A. Shibli in ‘Objecting to Imposed Invisibility’, op. cit., p.20.↑
Kamal Boulatta, ‘Cassandra and the Photography of the Invisible’, in Ahlam Shibli: Lost Time (exh. cat.), Birmingham: Ikon Gallery, 2003, p.58.↑
See ibid., p.58ff.↑
Ulrich Loock, ‘Goter’, in Ahlam Shibli: Lost Time, op. cit., p.31.↑
T.J. Demos, ‘Recognizing the Unrecognized: The Photographs of Ahlam Shibli’, in Hilde Van Gelder and Helen Westgeest (ed.), Photography Between Poetry and Politics: The Critical Position of the Photographic Medium in Contemporary Art, Leuven: Leuven University Press, 2008, p.133.↑
See Mahmoud Abu Hashhash, ‘Disclosure and Seclusion, Declaration and Disguise’, in Ahlam Shibli — Go there, Eat the mountain, Write the past, Amman: Darat al Funun — The Khalid Shoman Foundation, 2011, p.20.↑
U. Loock, ‘Ahlam Shibli: Resisting Oppression’, Camera Austria, no.93, March 2006, p.45.↑
A. Shibli, ‘Trackers’, in Adam Szymczyk (ed.), Ahlam Shibli — Trackers, Cologne: Verlag der Buchhandlung Walther König, 2007, p.43. See also Rhoda Kanaaneh, ‘Tracking Bedouin Soldiers’, in ibid., p.31ff.↑
To be shown for the first time in 2013 in the exhibition ‘Ahlam Shibli. Phantom Home’ (MACBA, Barcelona; Jeu de Paume, Paris; and Museu de Arte Contemporânea de Serralves, Porto).↑
See Lisette Lagnado, ‘Home and Homeland: About Ahlam Shibli’s Photo-Series Eastern LGBT’, Nafas Art Magazine [online journal], February 2007, available at http://universes-in-universe.org/eng/nafas/articles/2007/ahlam_shibli/ (last accessed on 11 November 2012).↑
See A. Shibli, ‘Goter’, in Ahlam Shibli — Go there, Eat the mountain, Write the past, op. cit., p.97.↑
See A. Shibli, ‘Dom Dziecka.
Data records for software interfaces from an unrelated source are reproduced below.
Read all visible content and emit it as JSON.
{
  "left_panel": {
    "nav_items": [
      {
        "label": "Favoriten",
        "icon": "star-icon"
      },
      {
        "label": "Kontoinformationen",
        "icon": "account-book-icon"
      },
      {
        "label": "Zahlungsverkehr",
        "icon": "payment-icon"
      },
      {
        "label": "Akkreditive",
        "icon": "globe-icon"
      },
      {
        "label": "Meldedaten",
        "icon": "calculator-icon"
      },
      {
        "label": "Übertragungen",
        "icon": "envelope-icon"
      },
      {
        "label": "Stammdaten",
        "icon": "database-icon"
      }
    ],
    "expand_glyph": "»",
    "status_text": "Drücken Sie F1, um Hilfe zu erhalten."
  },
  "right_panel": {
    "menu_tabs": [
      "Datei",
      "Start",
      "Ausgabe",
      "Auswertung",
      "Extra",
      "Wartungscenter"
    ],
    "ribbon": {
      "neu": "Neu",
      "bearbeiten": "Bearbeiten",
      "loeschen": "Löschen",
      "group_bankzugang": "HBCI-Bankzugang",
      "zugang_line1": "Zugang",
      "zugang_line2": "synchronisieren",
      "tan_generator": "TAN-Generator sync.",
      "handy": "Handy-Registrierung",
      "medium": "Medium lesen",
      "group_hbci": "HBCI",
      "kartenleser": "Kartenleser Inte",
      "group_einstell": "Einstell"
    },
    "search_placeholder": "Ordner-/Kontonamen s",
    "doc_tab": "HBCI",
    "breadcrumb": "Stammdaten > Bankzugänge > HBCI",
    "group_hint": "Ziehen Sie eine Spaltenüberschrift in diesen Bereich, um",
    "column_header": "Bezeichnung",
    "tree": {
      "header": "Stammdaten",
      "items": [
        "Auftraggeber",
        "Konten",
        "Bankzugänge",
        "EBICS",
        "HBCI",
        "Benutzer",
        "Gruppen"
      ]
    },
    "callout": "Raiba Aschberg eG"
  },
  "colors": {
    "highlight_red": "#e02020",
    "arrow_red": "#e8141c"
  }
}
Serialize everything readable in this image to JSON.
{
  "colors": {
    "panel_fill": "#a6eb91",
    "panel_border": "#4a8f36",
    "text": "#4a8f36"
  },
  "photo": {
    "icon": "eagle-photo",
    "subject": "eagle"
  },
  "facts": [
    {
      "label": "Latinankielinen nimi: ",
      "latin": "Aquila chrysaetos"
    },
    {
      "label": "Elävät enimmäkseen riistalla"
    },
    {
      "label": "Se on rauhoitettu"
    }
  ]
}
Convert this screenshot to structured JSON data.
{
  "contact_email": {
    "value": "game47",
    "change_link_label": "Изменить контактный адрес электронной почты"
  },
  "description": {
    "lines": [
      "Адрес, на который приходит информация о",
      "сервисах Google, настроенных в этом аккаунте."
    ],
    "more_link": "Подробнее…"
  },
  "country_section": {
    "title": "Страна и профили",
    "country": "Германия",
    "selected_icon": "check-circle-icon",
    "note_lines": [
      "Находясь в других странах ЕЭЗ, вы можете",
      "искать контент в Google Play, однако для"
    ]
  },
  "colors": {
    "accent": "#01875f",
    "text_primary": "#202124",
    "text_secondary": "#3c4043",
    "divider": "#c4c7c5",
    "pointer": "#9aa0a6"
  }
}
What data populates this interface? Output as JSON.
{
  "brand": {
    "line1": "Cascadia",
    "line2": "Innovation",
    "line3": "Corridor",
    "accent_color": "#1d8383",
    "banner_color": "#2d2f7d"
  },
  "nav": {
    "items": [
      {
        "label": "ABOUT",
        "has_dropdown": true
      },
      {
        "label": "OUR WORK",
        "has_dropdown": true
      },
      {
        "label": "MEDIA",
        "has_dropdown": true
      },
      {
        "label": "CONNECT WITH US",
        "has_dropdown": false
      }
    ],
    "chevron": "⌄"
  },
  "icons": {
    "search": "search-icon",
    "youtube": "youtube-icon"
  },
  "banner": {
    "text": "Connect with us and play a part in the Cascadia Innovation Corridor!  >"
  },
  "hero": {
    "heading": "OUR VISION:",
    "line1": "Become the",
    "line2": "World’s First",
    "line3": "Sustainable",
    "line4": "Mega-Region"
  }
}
The house starves when you are away’, available at http://ahlamshibli.com/statement/Dom_Dziecka_E.htm (last accessed on 11 November 2012).↑
A. Shibli in ‘Objecting to Imposed Invisibility’, op. cit., p.19.↑
See U. Loock, ‘The Trauma Work’, in Ahlam Shibli — TRAUMA (exh. cat.), Tulle: Peuple et Culture Corrèze, 2010, p.26ff.↑
Adania Shibli, ‘Uncovering the Visible’, in ibid., p.33.↑